== RECORDS SUPPLIED ==

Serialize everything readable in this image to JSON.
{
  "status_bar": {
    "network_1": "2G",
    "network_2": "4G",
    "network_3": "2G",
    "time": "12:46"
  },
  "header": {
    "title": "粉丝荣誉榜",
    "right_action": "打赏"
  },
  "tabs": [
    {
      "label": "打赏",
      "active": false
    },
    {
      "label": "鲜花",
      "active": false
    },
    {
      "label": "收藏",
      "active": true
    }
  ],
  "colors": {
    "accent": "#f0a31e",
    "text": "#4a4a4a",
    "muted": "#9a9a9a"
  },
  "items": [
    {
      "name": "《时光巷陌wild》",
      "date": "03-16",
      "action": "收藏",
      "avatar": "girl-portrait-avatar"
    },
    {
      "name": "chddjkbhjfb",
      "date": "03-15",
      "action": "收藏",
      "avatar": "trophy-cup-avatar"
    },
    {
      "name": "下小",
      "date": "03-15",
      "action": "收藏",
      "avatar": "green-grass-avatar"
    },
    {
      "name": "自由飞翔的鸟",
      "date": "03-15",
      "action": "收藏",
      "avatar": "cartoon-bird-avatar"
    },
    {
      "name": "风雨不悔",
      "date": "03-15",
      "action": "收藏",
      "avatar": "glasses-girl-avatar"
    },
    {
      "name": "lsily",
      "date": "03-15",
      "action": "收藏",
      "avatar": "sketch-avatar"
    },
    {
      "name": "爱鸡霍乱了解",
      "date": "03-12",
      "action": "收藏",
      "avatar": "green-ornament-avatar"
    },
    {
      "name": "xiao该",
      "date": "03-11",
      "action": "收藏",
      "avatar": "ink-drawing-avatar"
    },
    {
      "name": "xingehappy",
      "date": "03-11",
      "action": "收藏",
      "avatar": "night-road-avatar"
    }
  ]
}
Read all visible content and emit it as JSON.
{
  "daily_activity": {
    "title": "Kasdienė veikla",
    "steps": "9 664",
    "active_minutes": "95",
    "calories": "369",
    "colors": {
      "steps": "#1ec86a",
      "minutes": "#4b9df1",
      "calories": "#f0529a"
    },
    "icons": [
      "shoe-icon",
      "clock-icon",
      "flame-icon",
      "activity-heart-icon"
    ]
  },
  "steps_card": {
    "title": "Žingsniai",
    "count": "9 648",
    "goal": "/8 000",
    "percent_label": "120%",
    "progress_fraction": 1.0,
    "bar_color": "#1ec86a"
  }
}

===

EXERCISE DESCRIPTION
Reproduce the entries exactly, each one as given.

ANSWER TO THIS PROBLEM
Serialize everything readable in this image to JSON.
{
  "status_bar": {
    "network_1": "2G",
    "network_2": "4G",
    "network_3": "2G",
    "time": "12:46"
  },
  "header": {
    "title": "粉丝荣誉榜",
    "right_action": "打赏"
  },
  "tabs": [
    {
      "label": "打赏",
      "active": false
    },
    {
      "label": "鲜花",
      "active": false
    },
    {
      "label": "收藏",
      "active": true
    }
  ],
  "colors": {
    "accent": "#f0a31e",
    "text": "#4a4a4a",
    "muted": "#9a9a9a"
  },
  "items": [
    {
      "name": "《时光巷陌wild》",
      "date": "03-16",
      "action": "收藏",
      "avatar": "girl-portrait-avatar"
    },
    {
      "name": "chddjkbhjfb",
      "date": "03-15",
      "action": "收藏",
      "avatar": "trophy-cup-avatar"
    },
    {
      "name": "下小",
      "date": "03-15",
      "action": "收藏",
      "avatar": "green-grass-avatar"
    },
    {
      "name": "自由飞翔的鸟",
      "date": "03-15",
      "action": "收藏",
      "avatar": "cartoon-bird-avatar"
    },
    {
      "name": "风雨不悔",
      "date": "03-15",
      "action": "收藏",
      "avatar": "glasses-girl-avatar"
    },
    {
      "name": "lsily",
      "date": "03-15",
      "action": "收藏",
      "avatar": "sketch-avatar"
    },
    {
      "name": "爱鸡霍乱了解",
      "date": "03-12",
      "action": "收藏",
      "avatar": "green-ornament-avatar"
    },
    {
      "name": "xiao该",
      "date": "03-11",
      "action": "收藏",
      "avatar": "ink-drawing-avatar"
    },
    {
      "name": "xingehappy",
      "date": "03-11",
      "action": "收藏",
      "avatar": "night-road-avatar"
    }
  ]
}
Read all visible content and emit it as JSON.
{
  "daily_activity": {
    "title": "Kasdienė veikla",
    "steps": "9 664",
    "active_minutes": "95",
    "calories": "369",
    "colors": {
      "steps": "#1ec86a",
      "minutes": "#4b9df1",
      "calories": "#f0529a"
    },
    "icons": [
      "shoe-icon",
      "clock-icon",
      "flame-icon",
      "activity-heart-icon"
    ]
  },
  "steps_card": {
    "title": "Žingsniai",
    "count": "9 648",
    "goal": "/8 000",
    "percent_label": "120%",
    "progress_fraction": 1.0,
    "bar_color": "#1ec86a"
  }
}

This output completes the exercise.